One might think that, given the failure of the European Union's one-for-all and all-for-one economic policies, the United Kingdom and German finance ministers would see the folly of more en-bloc actions. But in this weekend's Financial Times, UK Exchequer George Osborne and German Finance Minister Wolfgang Schauble pair with French Finance Minister Pierre Moscovici in an astonishingly asinine letter to the editor to urge a collective push for higher corporate taxes.
"Germany, France, and Britain want competitive corporate tax systems that attract global companies to our countries and help our economies to grow," the gentlemen write. "They are a significant source of growth, investment, employment, and tax. But we also want global companies to pay their fair share of taxes."
Indeed, "the international corporate tax system is outdated," these finance ministers write. Governments aren't getting enough because "the digital age and freer movement of capital means companies across the world are increasingly unconstrained by country borders."
We are taking steps to clamp down on tax avoidance in our own countries. But acting alone has its limits. Clamp down in one country and those companies, their lawyers, and their accountants move elsewhere.

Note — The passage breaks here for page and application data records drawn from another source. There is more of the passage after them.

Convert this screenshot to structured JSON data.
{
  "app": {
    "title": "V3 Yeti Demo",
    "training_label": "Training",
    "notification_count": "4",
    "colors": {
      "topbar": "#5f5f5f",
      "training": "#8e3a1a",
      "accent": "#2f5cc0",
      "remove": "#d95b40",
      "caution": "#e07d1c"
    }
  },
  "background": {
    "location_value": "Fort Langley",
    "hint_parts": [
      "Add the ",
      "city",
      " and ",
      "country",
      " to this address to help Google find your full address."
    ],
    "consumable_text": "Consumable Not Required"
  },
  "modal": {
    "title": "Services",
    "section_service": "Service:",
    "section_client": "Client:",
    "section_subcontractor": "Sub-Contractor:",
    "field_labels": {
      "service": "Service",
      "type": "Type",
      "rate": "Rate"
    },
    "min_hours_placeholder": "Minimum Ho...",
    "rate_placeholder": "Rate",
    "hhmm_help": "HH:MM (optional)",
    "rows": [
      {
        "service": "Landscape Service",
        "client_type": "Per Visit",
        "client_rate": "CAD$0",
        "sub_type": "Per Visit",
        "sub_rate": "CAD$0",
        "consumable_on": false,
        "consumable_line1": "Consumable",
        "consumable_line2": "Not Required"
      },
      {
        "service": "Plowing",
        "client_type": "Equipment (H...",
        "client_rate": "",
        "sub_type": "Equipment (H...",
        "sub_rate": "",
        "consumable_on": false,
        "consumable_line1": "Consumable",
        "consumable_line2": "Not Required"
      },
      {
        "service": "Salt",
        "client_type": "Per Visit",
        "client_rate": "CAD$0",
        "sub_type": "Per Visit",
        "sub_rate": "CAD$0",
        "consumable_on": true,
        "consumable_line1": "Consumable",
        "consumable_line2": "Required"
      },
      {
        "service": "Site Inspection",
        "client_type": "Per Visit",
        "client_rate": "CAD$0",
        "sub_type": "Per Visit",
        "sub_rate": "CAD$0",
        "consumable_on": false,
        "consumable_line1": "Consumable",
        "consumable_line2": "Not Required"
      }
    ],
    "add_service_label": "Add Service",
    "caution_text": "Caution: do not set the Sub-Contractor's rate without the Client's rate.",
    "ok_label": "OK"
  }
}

There are a number of troubling elements to this letter. First there is "fair share"—an insidious term coined by political liberals in America and now adopted overseas. Then, too, there is tax "avoidance"—a term politicians use to connote blame where none exists. More worrisome, however, is their solution: to urge the Organisation for Economic Co-operation and Development to harmonize corporate tax rules and presumably establish a minimum rate.

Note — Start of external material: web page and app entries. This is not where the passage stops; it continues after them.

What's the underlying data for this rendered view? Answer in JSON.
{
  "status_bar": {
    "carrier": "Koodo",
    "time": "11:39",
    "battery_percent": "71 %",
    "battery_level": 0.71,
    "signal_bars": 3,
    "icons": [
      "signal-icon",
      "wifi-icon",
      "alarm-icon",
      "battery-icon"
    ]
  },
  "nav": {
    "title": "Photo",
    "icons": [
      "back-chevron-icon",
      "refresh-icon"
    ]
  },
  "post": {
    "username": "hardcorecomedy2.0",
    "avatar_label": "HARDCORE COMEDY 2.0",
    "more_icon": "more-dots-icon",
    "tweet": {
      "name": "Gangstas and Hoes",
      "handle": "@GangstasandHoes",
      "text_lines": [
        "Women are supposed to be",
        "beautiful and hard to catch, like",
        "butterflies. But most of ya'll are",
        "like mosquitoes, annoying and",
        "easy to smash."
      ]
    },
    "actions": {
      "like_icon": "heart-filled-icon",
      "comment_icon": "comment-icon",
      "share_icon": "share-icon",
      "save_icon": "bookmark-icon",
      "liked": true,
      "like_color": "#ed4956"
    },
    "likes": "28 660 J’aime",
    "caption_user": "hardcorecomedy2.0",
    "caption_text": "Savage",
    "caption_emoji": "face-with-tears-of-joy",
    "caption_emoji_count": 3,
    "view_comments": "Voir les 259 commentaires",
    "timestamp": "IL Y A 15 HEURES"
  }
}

Of course, tax revenues do not simply exist; they are a function of growth and prosperity. Take those away and, no matter the rates, tax revenues decline. That's because people and companies leave, as French President Francois Hollande is discovering, and hiring and spending lags, as President Obama should be learning. Even the writers seem to acknowledge ("growth, investment, employment, and tax") that there is more to government revenue that direct taxes alone.
Healthy companies employ people, which takes them off the dole and turns them into tax-paying citizens. A growing company provides even more of those. And a healthy, growing company attracts investment, leading to further growth and capital expenditures, or—in the case of a publicly traded company—capital gains taxes. All of that also leads to the "milltown" effect of prosperity enriching the entire community. (And let's also not forget the sales tax these governments reap when the company's products are sold, or the gas, toll, and excise taxes needed to transport those products.)
So if Britain, France, and Germany want to attract business, then perhaps they should lower their tax rates and become competitive. That's the lesson from a separate article in the same Financial Times, about Gov. Rick Perry's prospecting tour urging California companies to relocate to business-friendly Texas. California Gov. Jerry "Moonbeam" Brown, dismissed Perry's wooings as "barely a fart," but so far the only noxious fumes have come from the exhausts of moving vans as they floor it to Texas.
The lesson for Europe's treasurers is clear. Make your state unattractive to business and investment, and you end up with exploding deficits, poor bond ratings, higher-than-average unemployment, and less tax revenue. Make your state more attractive, however, and businesses flock to participate.
It's called competition—which, both economically and intellectually, Europe's politicians join Governor Brown in lacking.